I think some archers want the release to happen by itself, but only if things are in place first. They go off by themselves because they are managing other parts of the shot, like keeping the draw tension on.
 

bimble

Well-known member
Supporter
Fonz Awardee
Ironman
AIUK Saviour
but there is surprise, and total surprise. I've had to switch to a resistance activated release recently, and on the whole, I know roughly when it's going to go off (unless I've not got my front shoulder in the right position... in that case it wont!). However, a couple of times it's gone off as soon as I've disengaged the safety. Not fun, and makes you very wary on that next shot.

We talk about shooting thousands of shoots, getting into a routine and yet we talk about a "surprise" shot.
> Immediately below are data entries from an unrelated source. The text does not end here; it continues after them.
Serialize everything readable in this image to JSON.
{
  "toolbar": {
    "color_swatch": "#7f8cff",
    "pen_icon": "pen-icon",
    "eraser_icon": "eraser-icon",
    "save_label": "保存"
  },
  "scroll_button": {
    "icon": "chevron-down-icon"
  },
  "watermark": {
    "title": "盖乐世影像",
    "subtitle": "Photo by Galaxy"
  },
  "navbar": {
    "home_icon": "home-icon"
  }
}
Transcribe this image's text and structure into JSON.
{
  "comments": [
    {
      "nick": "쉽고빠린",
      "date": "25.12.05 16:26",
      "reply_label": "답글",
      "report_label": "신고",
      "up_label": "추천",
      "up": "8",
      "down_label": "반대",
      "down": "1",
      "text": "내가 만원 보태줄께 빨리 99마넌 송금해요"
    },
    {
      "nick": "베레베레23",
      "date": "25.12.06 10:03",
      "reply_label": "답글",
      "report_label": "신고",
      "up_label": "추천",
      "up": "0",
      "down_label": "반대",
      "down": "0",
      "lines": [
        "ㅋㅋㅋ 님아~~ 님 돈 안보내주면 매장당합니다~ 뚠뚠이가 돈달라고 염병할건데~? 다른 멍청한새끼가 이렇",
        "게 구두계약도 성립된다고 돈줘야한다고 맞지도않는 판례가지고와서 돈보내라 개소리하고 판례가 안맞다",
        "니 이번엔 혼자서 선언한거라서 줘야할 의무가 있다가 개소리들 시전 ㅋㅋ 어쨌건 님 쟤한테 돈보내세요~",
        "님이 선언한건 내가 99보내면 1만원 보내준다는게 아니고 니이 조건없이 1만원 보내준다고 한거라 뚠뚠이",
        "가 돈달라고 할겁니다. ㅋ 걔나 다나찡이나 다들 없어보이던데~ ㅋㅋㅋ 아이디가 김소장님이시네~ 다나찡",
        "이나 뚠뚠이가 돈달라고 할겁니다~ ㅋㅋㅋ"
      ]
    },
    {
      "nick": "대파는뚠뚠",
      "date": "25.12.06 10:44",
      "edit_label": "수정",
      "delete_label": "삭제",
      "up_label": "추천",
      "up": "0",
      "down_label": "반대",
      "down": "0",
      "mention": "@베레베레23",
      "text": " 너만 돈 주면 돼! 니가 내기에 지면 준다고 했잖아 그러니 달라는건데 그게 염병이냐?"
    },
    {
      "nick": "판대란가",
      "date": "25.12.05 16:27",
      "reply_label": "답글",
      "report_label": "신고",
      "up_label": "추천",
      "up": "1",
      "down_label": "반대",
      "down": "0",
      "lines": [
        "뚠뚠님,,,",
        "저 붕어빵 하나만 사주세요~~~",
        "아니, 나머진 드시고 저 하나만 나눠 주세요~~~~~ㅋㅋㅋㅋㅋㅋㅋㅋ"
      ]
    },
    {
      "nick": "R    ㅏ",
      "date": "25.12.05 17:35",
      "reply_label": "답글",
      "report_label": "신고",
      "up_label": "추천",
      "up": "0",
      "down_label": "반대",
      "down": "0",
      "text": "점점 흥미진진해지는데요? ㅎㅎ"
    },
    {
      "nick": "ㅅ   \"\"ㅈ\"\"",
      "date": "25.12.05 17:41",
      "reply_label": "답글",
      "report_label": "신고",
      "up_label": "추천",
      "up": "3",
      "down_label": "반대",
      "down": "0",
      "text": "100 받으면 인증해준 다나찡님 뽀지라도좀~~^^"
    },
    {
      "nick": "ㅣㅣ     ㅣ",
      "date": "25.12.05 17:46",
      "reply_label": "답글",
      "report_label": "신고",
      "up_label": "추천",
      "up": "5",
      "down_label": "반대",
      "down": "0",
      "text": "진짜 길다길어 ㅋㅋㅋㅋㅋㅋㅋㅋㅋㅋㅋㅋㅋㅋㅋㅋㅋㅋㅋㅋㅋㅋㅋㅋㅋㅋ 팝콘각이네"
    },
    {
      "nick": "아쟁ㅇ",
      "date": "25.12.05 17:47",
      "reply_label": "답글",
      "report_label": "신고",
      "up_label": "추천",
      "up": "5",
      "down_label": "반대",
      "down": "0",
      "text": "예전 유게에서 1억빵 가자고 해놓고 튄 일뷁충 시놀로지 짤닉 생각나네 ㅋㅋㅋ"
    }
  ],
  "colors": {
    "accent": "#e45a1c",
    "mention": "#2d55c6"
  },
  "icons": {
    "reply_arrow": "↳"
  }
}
It's not a total surprise, you know you're about there, on the cusp of it firing.
 

geoffretired

Supporter
Supporter
Hi Bimble, yes, I agree with that. There are degrees of surprise.
I think we are saying the same things. A good surprise happens at the right time. OR perhaps it is better to say at A time that is good. Bad ones happen too soon before other things have been completed, or set up correctly.
I suppose that when we know it is going to happen, we are better prepared, properly prepared. I know that I have had to work on my release for a few years.The time was sometimes unwisely spent and I ended up having to retrace my steps or start again. But despite the delays, I think the surprise is still there, just less of a heart stopping shock.We start to relax, in a way. NOT lose back tension, but reach a stage where it is no longer a worry or unpleasant shock.
In a way it's like getting used to sirens. When we have heard them so often, we almost ignore them. Sometimes don't fully realise we can hear it.
One of the hazards with getting used to things happening on automatic is that we sometimes fail to notice the better ones from the not so good.
 
Top